After all the shows are over in the spring of the year, the next big thing we do is get ready to shear the alpacas. Not only do they love to be free of their heavy winter coat, but we get to reap the harvest that we've been waiting all year for. 2009 was an exciting year for me because I was able to process all of the fiber that we sheared that year. In years past I wasn't so diligent about it and a lot of fiber sat around in bags just waiting to be turned into something fantastic.
Typically it takes us a few weekends to complete the shearing of the entire herd. Somehow, this year we were a bit more organized. Neal and I were able to shear the yearlings by ourselves on Thursday and Friday. Then for the adults, we recruited as many friends as possible to help on the weekend. We had a wonderful crew of helpers this year and were able to complete all 28 animals by Sunday afternoon.

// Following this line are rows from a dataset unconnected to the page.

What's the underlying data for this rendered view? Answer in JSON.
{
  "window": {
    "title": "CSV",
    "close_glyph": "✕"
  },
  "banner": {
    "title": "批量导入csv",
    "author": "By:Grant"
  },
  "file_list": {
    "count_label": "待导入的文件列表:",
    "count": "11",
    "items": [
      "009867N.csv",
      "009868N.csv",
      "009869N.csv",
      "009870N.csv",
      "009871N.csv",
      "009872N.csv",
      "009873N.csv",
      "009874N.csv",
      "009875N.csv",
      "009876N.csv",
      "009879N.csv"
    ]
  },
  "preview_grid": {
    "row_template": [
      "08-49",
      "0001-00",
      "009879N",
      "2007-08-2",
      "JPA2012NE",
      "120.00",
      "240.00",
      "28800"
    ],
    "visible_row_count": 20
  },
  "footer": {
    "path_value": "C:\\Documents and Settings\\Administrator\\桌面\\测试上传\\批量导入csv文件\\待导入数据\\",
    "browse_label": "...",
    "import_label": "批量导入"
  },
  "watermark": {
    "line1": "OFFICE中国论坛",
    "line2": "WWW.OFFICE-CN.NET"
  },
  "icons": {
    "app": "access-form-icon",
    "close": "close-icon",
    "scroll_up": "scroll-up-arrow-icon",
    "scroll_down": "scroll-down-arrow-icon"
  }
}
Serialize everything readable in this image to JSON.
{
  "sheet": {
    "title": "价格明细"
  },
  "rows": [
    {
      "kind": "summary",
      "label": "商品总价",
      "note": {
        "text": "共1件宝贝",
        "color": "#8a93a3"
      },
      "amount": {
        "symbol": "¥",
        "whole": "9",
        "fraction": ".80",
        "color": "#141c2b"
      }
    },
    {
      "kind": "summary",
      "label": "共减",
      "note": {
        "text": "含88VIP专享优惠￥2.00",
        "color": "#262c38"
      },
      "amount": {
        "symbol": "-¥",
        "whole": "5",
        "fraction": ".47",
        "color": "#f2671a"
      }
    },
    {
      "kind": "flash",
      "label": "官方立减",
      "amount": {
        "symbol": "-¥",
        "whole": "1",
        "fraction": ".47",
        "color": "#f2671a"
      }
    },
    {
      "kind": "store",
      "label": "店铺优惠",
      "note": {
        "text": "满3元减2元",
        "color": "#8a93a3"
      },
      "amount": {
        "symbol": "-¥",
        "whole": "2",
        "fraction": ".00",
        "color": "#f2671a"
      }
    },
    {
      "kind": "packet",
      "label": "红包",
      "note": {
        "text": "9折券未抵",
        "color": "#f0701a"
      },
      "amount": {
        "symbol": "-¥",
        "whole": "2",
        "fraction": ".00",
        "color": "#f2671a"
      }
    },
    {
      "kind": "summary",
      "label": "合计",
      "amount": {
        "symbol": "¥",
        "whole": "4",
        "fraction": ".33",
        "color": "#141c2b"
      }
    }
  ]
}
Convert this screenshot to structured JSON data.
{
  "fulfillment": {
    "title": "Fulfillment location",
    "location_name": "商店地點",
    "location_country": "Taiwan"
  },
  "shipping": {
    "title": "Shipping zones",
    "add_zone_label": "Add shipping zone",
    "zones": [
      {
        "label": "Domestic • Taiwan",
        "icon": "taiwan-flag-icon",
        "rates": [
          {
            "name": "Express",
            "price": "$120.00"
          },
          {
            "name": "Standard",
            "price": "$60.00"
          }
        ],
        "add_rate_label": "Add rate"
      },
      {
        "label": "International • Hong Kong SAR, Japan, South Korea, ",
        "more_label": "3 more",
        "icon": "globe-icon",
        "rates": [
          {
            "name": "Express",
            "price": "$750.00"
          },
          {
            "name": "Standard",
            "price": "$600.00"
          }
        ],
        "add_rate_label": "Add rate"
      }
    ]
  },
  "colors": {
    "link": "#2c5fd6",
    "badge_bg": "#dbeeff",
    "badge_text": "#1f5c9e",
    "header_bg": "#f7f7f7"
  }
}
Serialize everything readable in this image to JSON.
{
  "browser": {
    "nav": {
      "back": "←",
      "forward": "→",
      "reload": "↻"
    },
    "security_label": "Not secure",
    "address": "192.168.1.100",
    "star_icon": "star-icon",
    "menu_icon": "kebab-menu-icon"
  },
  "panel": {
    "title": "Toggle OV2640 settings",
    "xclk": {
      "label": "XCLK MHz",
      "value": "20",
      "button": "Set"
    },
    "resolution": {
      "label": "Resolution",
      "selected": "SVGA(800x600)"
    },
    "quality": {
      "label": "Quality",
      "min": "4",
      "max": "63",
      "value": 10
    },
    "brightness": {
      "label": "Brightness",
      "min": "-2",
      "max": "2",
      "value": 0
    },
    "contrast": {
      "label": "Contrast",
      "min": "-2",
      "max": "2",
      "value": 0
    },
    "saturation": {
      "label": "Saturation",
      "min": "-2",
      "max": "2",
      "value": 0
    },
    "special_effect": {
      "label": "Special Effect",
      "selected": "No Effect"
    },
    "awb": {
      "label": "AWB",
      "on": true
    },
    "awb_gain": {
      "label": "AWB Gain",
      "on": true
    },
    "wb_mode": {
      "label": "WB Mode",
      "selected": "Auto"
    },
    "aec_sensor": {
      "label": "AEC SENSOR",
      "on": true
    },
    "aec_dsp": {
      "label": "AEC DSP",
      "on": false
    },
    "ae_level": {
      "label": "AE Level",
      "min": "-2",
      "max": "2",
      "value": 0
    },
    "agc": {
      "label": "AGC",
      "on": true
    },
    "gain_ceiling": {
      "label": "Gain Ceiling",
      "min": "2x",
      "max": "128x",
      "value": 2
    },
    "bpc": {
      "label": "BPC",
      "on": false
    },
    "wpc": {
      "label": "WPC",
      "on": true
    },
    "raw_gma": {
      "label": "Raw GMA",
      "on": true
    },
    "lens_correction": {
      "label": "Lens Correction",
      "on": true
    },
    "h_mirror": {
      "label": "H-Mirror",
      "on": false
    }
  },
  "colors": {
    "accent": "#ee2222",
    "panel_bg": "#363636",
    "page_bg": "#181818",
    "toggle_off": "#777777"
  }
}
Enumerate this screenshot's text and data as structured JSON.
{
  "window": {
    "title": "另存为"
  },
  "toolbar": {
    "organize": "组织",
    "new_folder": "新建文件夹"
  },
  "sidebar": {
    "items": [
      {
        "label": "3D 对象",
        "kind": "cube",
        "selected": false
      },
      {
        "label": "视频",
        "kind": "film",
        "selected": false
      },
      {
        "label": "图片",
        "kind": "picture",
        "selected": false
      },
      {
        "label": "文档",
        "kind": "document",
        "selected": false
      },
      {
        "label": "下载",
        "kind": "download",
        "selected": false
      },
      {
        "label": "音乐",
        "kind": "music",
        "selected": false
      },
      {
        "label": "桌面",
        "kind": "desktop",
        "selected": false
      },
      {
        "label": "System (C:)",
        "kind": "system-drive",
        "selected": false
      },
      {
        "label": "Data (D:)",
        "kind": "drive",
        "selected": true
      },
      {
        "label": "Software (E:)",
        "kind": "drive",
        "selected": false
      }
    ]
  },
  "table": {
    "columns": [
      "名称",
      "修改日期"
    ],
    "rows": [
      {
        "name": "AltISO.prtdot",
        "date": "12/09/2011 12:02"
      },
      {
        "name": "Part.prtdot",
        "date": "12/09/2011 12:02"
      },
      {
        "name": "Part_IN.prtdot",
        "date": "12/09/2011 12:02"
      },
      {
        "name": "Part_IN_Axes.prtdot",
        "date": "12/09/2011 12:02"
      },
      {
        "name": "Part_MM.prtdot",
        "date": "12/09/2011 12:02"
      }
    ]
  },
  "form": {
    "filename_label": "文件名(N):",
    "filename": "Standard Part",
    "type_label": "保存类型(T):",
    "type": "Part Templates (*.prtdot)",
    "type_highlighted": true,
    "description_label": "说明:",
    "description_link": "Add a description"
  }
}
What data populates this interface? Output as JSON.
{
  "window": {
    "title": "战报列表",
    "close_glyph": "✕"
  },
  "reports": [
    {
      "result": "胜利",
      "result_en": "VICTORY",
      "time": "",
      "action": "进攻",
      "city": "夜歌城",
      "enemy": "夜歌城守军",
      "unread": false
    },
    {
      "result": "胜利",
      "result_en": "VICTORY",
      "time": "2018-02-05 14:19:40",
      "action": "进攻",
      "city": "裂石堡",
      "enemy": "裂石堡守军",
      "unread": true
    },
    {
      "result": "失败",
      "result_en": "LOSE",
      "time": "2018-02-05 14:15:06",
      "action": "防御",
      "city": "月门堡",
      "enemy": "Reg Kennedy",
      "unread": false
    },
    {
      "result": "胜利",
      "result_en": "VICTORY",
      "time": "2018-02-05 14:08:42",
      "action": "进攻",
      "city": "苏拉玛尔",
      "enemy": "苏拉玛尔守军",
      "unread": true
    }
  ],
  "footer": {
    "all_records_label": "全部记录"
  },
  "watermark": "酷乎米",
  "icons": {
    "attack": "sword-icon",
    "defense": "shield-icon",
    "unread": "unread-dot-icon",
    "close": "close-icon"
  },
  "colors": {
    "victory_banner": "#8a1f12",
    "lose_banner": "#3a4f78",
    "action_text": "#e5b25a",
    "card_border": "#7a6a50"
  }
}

Here are a few pictures of shearing day.
First step is to get the alpaca on the mat and put ties on all 4 of their legs. Once the ties are on, several people lift the alpaca and put it on it's side. The legs are then stretched out so that they don't fight with the shearer or jump up in the middle of the process. Once down, the shearing of the blanket begins. Everything on their sides and back is considered the prime fiber. Fiber from the neck, and upper legs is considered seconds and is usually not as high a quality as the prime blanket. Fiber from their lower legs, tail and head is usually considered thirds because of it's short length and coarser texture.
We even take care to give them a nice hairdoo on their top-knot. Sometimes, not often, we get one that is none too happy about the shearing event and shows their displeasure with the smelly spit that llamas and alpacas are known for. We have a simple solution for this. It may not be pretty, but it does keep everyone working on the animal clean and stink free.
Because I'm not what is considered a professional shearer, I do each animal in about 20 minutes. (The professionals take about 5). It's a back breaking weekend, but in the end, we have bags and bags of fiber to work with.
For everyone, it's a weekend, well spent!